**Exercise data**
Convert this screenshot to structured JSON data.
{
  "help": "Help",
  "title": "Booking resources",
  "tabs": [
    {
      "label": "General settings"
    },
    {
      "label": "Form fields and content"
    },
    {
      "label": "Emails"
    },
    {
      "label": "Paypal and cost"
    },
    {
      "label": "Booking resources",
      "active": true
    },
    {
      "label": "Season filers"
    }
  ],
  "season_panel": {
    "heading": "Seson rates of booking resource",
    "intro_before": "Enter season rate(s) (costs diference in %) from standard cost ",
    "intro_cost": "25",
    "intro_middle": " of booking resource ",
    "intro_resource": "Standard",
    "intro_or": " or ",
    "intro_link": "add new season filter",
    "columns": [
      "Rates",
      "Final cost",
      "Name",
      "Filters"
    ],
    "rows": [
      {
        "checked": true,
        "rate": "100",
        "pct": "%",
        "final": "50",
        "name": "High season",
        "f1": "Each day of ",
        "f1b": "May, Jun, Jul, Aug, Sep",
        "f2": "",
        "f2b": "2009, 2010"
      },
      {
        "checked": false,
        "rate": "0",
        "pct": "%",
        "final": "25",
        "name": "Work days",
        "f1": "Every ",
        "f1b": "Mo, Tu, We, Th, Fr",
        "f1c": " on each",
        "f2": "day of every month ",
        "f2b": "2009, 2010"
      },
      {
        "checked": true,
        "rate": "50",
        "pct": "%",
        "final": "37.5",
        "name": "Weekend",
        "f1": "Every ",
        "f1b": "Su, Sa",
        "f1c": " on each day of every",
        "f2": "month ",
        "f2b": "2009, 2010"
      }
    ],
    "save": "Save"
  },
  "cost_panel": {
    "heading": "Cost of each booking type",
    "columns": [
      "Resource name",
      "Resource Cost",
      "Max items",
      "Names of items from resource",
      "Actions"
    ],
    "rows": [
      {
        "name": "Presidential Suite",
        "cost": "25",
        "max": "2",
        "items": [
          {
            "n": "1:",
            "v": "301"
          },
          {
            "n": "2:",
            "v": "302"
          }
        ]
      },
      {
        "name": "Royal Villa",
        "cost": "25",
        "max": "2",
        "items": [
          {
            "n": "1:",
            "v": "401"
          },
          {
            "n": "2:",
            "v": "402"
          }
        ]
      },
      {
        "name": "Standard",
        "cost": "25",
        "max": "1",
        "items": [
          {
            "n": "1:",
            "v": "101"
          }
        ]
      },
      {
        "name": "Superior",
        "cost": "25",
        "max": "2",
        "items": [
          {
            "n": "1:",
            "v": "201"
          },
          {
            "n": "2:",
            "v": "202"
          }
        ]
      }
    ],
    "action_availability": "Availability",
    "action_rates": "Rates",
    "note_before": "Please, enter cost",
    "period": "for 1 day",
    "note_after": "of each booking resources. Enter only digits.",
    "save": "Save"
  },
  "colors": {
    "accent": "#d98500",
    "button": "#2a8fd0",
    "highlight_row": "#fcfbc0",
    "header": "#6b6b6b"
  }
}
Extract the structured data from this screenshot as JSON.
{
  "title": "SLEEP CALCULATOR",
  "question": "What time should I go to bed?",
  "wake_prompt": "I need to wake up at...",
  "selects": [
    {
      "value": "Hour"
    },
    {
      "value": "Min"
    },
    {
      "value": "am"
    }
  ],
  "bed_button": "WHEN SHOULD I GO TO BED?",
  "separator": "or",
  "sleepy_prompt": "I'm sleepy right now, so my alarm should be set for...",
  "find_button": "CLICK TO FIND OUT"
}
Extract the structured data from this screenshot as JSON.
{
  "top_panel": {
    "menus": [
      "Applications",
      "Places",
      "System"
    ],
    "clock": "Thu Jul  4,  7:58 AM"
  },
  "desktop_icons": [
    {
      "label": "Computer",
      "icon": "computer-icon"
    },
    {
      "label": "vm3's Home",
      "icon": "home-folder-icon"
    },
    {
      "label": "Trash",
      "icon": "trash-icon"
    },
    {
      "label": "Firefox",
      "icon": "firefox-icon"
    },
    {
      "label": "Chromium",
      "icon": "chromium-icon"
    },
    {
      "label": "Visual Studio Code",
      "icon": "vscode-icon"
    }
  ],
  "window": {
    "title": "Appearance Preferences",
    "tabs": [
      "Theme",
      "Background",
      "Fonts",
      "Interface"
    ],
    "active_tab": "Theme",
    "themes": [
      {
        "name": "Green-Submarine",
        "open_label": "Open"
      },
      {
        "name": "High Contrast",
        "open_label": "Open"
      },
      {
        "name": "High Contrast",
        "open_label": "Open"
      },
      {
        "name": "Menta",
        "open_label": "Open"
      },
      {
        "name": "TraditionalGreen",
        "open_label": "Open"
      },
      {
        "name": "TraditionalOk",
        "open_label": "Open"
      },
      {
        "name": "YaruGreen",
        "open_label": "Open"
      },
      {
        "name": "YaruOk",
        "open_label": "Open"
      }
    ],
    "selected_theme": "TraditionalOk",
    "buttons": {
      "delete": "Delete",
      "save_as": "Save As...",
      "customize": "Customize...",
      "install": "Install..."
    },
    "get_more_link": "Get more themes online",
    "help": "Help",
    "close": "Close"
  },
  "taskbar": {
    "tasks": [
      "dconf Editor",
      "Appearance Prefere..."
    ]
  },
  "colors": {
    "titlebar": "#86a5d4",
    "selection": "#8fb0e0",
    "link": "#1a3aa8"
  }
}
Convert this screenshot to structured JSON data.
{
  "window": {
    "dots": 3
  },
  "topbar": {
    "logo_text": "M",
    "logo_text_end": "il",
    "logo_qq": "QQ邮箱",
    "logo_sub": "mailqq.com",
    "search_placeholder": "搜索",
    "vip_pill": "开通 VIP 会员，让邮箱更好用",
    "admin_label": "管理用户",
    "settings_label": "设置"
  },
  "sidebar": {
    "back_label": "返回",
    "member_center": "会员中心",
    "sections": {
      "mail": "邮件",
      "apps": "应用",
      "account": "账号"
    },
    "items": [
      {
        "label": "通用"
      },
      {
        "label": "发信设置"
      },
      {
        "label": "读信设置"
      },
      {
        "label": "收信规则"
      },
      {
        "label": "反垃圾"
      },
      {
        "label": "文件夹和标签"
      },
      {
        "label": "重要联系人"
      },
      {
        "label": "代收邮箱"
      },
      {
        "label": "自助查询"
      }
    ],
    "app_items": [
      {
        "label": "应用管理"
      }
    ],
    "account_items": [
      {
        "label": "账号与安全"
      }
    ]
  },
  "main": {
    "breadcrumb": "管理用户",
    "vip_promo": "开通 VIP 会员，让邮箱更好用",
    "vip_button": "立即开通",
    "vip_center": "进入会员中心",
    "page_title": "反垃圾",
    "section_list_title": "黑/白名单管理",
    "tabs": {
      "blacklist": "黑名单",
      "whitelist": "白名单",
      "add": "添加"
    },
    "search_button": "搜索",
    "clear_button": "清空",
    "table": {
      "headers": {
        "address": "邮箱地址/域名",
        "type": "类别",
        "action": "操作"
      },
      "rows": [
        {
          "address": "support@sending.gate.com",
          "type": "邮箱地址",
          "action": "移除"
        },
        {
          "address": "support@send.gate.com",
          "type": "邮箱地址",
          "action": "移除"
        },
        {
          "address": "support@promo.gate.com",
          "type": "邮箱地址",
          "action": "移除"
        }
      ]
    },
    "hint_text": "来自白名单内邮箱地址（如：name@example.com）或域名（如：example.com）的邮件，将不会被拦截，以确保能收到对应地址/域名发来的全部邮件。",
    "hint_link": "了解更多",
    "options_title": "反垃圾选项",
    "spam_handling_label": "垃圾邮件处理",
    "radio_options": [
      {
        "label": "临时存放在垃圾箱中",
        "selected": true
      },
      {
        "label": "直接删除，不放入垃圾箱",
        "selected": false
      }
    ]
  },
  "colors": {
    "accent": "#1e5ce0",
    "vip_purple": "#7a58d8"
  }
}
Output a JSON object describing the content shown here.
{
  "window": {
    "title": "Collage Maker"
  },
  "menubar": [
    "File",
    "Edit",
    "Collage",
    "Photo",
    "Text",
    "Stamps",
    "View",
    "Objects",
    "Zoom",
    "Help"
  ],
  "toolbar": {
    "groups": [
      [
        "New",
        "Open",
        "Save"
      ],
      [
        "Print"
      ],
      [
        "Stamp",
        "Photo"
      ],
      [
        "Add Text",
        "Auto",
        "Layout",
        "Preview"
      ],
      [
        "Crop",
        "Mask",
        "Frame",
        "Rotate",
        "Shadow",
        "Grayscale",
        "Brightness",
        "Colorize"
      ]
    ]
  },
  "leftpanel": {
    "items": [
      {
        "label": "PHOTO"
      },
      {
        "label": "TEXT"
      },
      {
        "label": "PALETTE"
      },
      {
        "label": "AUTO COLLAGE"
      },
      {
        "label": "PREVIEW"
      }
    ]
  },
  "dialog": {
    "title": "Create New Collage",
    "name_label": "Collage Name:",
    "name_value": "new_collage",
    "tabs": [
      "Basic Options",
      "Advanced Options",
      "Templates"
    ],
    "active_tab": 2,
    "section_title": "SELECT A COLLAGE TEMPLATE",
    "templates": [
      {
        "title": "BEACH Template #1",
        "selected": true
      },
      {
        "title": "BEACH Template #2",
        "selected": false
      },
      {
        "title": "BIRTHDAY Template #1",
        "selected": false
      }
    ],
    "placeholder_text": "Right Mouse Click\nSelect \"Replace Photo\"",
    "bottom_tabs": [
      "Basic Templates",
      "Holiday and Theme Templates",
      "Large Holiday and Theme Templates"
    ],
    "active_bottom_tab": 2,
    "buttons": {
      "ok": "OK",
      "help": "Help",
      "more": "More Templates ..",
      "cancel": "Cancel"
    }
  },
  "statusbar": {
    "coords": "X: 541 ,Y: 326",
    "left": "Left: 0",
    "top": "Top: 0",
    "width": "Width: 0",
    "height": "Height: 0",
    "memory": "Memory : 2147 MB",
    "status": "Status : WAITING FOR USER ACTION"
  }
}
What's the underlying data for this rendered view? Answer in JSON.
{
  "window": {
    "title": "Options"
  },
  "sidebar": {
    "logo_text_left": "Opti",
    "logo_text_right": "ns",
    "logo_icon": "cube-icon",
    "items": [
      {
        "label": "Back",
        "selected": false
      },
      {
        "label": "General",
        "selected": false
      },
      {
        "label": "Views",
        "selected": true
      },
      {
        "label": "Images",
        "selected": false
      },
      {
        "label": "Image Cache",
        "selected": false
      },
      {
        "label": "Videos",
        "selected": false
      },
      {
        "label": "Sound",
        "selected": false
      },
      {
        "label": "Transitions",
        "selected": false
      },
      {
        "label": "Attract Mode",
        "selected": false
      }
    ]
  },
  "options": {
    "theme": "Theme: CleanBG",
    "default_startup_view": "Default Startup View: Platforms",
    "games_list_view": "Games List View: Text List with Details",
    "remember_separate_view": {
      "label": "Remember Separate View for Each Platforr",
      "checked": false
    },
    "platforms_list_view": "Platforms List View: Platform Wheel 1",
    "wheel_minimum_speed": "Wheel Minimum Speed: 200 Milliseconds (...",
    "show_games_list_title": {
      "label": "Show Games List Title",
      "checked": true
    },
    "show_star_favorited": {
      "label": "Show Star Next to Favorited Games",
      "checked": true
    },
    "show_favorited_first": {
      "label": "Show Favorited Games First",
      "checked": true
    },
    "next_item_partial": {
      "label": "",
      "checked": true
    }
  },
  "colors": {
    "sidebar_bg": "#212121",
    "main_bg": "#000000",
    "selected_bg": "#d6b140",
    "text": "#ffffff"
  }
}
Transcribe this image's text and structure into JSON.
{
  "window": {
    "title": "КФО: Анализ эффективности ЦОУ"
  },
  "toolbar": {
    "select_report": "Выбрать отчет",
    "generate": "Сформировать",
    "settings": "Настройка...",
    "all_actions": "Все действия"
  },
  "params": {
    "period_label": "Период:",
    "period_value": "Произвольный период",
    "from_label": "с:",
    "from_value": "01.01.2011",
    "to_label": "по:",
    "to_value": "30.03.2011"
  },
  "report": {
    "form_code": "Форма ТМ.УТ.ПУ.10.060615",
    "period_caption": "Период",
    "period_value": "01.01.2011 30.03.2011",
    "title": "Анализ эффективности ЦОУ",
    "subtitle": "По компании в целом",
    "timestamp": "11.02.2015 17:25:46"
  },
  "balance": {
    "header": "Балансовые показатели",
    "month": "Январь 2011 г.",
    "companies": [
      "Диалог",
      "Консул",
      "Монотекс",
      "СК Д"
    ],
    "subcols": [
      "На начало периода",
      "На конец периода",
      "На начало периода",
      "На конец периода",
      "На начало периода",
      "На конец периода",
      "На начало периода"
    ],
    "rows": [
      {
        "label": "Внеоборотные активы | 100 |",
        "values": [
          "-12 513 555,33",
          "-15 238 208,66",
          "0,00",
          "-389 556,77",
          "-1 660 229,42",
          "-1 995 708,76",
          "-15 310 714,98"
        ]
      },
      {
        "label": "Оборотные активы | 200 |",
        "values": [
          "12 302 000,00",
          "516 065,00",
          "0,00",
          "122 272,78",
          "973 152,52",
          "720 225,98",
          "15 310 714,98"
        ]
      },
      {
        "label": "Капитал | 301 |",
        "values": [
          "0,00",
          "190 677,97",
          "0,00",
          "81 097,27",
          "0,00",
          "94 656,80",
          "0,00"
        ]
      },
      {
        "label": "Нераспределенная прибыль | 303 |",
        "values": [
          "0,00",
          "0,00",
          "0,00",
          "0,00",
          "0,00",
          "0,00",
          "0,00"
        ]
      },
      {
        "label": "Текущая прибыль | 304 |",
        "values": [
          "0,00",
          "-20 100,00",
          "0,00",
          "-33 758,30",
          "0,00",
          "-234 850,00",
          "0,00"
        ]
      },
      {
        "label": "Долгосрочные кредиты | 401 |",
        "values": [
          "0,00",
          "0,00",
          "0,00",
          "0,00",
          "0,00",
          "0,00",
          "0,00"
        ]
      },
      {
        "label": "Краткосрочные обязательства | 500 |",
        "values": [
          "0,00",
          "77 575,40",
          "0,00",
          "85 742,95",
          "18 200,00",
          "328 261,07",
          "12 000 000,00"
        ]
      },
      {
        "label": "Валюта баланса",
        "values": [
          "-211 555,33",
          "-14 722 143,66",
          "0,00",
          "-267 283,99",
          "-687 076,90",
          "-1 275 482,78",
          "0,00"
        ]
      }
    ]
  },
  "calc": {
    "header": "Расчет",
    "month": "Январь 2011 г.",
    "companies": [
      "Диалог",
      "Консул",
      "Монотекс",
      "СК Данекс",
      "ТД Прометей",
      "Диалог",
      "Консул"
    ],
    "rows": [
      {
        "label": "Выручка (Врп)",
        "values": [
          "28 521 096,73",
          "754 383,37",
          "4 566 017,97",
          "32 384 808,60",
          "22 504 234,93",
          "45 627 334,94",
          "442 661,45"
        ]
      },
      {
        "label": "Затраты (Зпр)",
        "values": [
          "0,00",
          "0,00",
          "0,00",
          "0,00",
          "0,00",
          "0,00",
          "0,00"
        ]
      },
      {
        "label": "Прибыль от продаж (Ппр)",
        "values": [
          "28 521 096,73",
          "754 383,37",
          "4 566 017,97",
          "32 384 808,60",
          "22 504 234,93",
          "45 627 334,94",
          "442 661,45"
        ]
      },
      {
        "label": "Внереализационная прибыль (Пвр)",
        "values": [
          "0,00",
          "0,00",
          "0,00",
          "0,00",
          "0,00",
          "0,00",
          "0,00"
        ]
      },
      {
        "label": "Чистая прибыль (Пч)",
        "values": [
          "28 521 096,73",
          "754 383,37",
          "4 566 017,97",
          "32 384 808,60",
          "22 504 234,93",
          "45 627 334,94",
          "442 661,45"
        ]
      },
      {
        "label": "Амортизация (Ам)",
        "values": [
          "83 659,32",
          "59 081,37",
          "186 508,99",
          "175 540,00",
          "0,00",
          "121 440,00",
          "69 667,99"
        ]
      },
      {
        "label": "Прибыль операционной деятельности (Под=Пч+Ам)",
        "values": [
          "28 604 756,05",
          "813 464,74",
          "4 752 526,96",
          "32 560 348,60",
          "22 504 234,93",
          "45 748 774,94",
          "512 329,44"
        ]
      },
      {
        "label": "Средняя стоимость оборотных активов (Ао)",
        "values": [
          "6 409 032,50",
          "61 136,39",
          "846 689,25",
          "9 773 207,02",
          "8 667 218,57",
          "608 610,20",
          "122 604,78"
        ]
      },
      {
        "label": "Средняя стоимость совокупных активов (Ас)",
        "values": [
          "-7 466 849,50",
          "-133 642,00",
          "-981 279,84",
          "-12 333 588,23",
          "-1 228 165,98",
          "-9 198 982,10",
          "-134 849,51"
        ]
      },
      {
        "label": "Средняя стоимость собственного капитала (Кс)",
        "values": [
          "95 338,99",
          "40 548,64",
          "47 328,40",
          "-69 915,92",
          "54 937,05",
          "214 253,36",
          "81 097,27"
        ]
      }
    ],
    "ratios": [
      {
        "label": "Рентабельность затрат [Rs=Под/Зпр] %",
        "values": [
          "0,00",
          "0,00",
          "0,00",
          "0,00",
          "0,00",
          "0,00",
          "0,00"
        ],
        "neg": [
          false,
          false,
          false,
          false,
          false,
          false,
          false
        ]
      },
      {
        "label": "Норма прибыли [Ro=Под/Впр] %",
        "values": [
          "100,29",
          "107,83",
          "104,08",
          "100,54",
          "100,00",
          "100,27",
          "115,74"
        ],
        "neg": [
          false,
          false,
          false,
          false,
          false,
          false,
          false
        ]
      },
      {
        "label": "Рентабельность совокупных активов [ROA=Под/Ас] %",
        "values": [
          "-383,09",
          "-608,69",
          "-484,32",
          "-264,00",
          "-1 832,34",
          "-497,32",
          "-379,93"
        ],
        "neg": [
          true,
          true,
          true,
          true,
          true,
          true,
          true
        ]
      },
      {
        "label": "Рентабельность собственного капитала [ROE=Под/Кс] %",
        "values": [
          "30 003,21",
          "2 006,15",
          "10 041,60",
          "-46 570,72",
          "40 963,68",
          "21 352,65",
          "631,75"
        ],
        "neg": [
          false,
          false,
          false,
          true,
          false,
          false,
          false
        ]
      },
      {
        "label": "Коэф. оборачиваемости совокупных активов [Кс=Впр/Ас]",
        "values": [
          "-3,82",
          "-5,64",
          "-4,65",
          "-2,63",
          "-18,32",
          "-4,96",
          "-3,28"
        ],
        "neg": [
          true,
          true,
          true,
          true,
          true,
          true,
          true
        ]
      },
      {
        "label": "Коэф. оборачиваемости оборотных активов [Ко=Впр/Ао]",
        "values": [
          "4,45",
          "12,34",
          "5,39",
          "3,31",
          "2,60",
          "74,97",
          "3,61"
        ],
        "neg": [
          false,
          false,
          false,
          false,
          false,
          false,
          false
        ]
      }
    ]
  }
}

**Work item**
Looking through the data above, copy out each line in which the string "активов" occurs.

**Answer area**
        "label": "Средняя стоимость оборотных активов (Ао)",
        "label": "Средняя стоимость совокупных активов (Ас)",
        "label": "Рентабельность совокупных активов [ROA=Под/Ас] %",
        "label": "Коэф. оборачиваемости совокупных активов [Кс=Впр/Ас]",
        "label": "Коэф. оборачиваемости оборотных активов [Ко=Впр/Ао]",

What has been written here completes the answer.